Luxury shot with luxury, at f2.

Luxury shot with luxury, at f2.

75-300. The slow poke with some real punch.                                                                                                  

How is it, my cheapest zoom, and nearly my cheapest lens, with such extreme specifications for it's pricing is one of my favourites? it is so cheap that I have sold and re bought it without feeling gutted (a similar story to my 70-200 F4L Canons, I had 3!). It has terrific perceived sharpness and is in real terms very sharp at the short end through to 200mm and pretty good at the long end. It is really long, pulling of shots, I have never been able to do without a monster lens and even though it is slow in aperture, it has good bokeh rendering and beautiful colour. There is not really a weak area in the package except average grade build quality.  4/4.5

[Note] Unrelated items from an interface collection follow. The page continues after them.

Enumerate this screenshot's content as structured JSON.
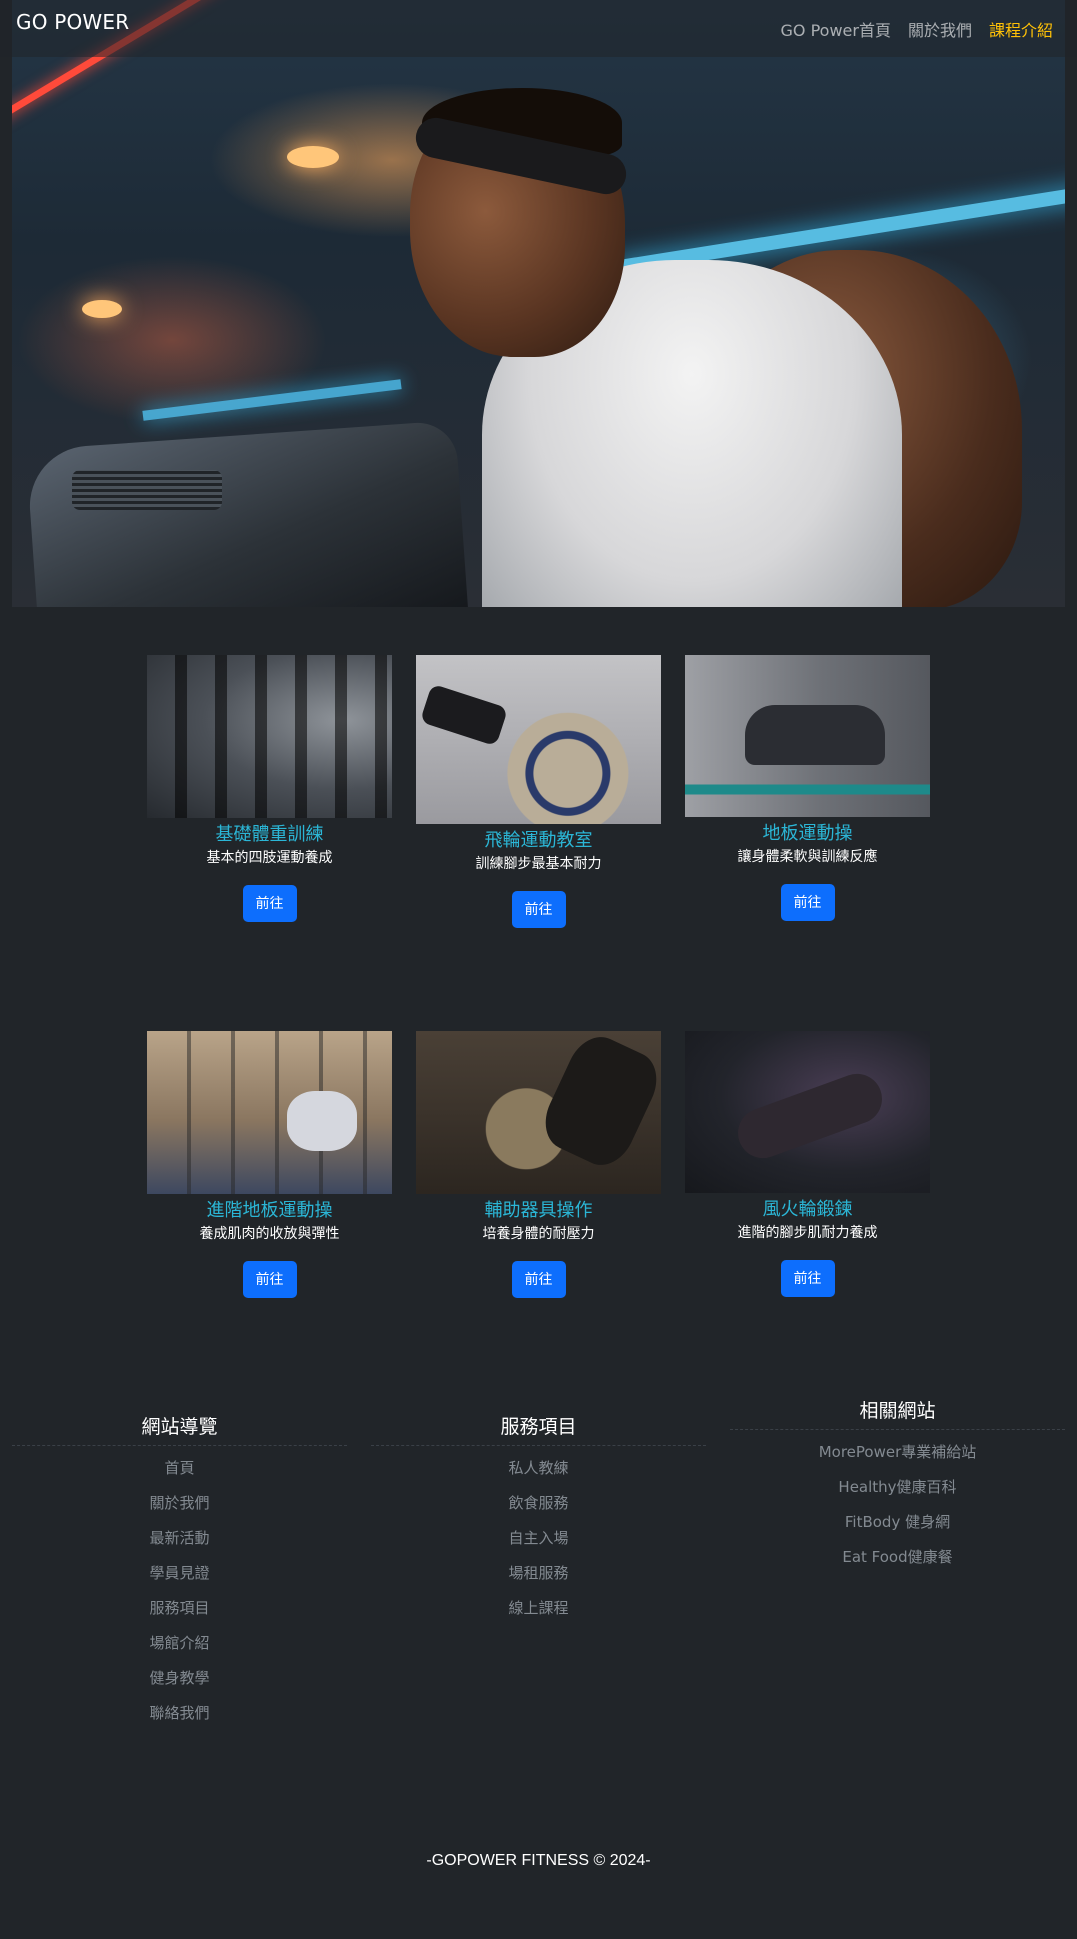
{
  "navbar": {
    "brand": "GO POWER",
    "links": [
      {
        "label": "GO Power首頁"
      },
      {
        "label": "關於我們"
      },
      {
        "label": "課程介紹"
      }
    ],
    "active_color": "#ffc107"
  },
  "courses": [
    {
      "title": "基礎體重訓練",
      "desc": "基本的四肢運動養成",
      "button": "前往"
    },
    {
      "title": "飛輪運動教室",
      "desc": "訓練腳步最基本耐力",
      "button": "前往"
    },
    {
      "title": "地板運動操",
      "desc": "讓身體柔軟與訓練反應",
      "button": "前往"
    },
    {
      "title": "進階地板運動操",
      "desc": "養成肌肉的收放與彈性",
      "button": "前往"
    },
    {
      "title": "輔助器具操作",
      "desc": "培養身體的耐壓力",
      "button": "前往"
    },
    {
      "title": "風火輪鍛鍊",
      "desc": "進階的腳步肌耐力養成",
      "button": "前往"
    }
  ],
  "footer": {
    "nav": {
      "heading": "網站導覽",
      "items": [
        "首頁",
        "關於我們",
        "最新活動",
        "學員見證",
        "服務項目",
        "場館介紹",
        "健身教學",
        "聯絡我們"
      ]
    },
    "services": {
      "heading": "服務項目",
      "items": [
        "私人教練",
        "飲食服務",
        "自主入場",
        "場租服務",
        "線上課程"
      ]
    },
    "related": {
      "heading": "相關網站",
      "items": [
        "MorePower專業補給站",
        "Healthy健康百科",
        "FitBody 健身網",
        "Eat Food健康餐"
      ]
    },
    "copyright": "-GOPOWER FITNESS © 2024-"
  },
  "colors": {
    "background": "#212529",
    "course_title": "#2bb6d6",
    "button": "#0d6efd",
    "footer_link": "#838a91"
  }
}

Seriously? From a cheap zoom.

Seriously? From a cheap zoom.

14-42 kit (manual zoom type). Not rubbish.

I like this lens. I like that it promises nothing, but delivers plenty. If I am travelling really light, it gives me a decent wide angle to go with the 45mm as the fast long option.

Wide open at the long end, no crop.

Wide open at the long end, no crop.

Lenses are funny things. You buy them intellectually and/or lustfully, but only after using them for a while can you really tell if you like them. I am generally happy with the balance of my kit for the first time in a long time. It is not perfect, but it is probably as close as I can expect from one brand alone (something that I could not do with Canon in 2013, but could do now) and is more than I need really. Unlike my Canon days though, I feel no guilt about my excess as nothing cost more than it should (except maybe the 25mm?), it can all be carried and all lenses deliver.

So, how do I rate them in my head as I go out the door?

Will only leave behind if there is really no use for it (landscape); 75mm.

Will only leave behind if using pro zooms for work/landscape; 17mm and 45mm.

Always taken for work/landscape otherwise left behind; 12-40 and 40-150.

Will leave behind unless needed specifically; 2575-300, 14-42.

 

What could I survive on, if it was just for me?

The 75, 17 and 45 would get me through (and maybe the 25). This is the 1 camera mated to 1 lens kit (Pen F + 17mm, OMDn + 75mm, OMD + 25mm, OMD + 45mm each set up for best use of their respective lens).

 

And what would I buy if money was really no object?

The primo kit would be 12mm Leica, 42.5 Leica, 75 and 300 primes.